A sportsbook is a place where people can place bets on sporting events. They are usually legal and regulated, but there are also some that are not. Before placing a bet, make sure to read their terms and conditions. You can find them online or in the resource section of a sportsbook. You should also check out the minimum and maximum deposits/withdrawals. Lastly, it is important to stay away from sites that require you to give out your credit card number upfront. This is a red flag and it is never safe to do so.
In recent years, many states have passed laws making sports betting legal. While the move has sparked an increase in competition and innovation, it’s not without its challenges. Ambiguous situations that arise from new kinds of bets have challenged sportsbooks to respond quickly and accurately.
One of the biggest challenges in sports betting is calculating odds. The goal of the sportsbook is to offer bettors a price that ensures they will make money over the long term. The process of establishing a line is an ongoing process, and the sportsbook must continually update it to reflect new information. For example, if a team is getting more public action than expected, the line will change.
Another challenge is calculating point spreads, which are based on a combination of the teams’ chances of winning and losing. These calculations must take into account a host of factors, such as injuries and past performance. They must also take into account the current state of play, including timeouts and scoring opportunities. These adjustments can make a difference in the final score and the overall betting line.
Sportsbook owners are constantly trying to improve their product, but they face several hurdles. They must comply with state laws and regulations while ensuring that their products are safe for the consumer. Moreover, they must balance the interests of the public and investors. This is a delicate task that requires the expertise of a skilled sportsbook operator.
Some states are moving quickly to introduce legal sportsbooks, but others are dragging their feet. In addition, the industry faces numerous uncertainties, such as the impact of new technology and changing rules and regulations. These factors will determine whether the industry will thrive or fail in the coming years.

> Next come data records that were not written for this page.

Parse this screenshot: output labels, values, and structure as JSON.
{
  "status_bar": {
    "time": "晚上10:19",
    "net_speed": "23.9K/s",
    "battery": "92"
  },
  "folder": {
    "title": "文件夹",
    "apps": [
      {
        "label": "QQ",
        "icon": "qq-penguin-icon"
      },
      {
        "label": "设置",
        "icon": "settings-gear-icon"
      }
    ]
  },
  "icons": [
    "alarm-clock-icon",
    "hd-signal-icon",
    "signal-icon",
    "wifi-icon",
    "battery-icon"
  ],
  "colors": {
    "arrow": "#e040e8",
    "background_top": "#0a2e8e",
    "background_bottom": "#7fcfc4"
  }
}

As more states pass laws and open sportsbooks, they will see healthy competition and turf wars, which should ultimately benefit the consumer. These changes will also help protect the integrity of the games and encourage better management practices. This will benefit consumers by reducing the amount of money that is lost to bad bets. However, the industry is still vulnerable to black market operators and shady operators that will not play by the rules. Additionally, the NBA and NHL have asked state regulators to restrict certain kinds of bets that they deem unfair. However, states have been reluctant to accommodate these requests.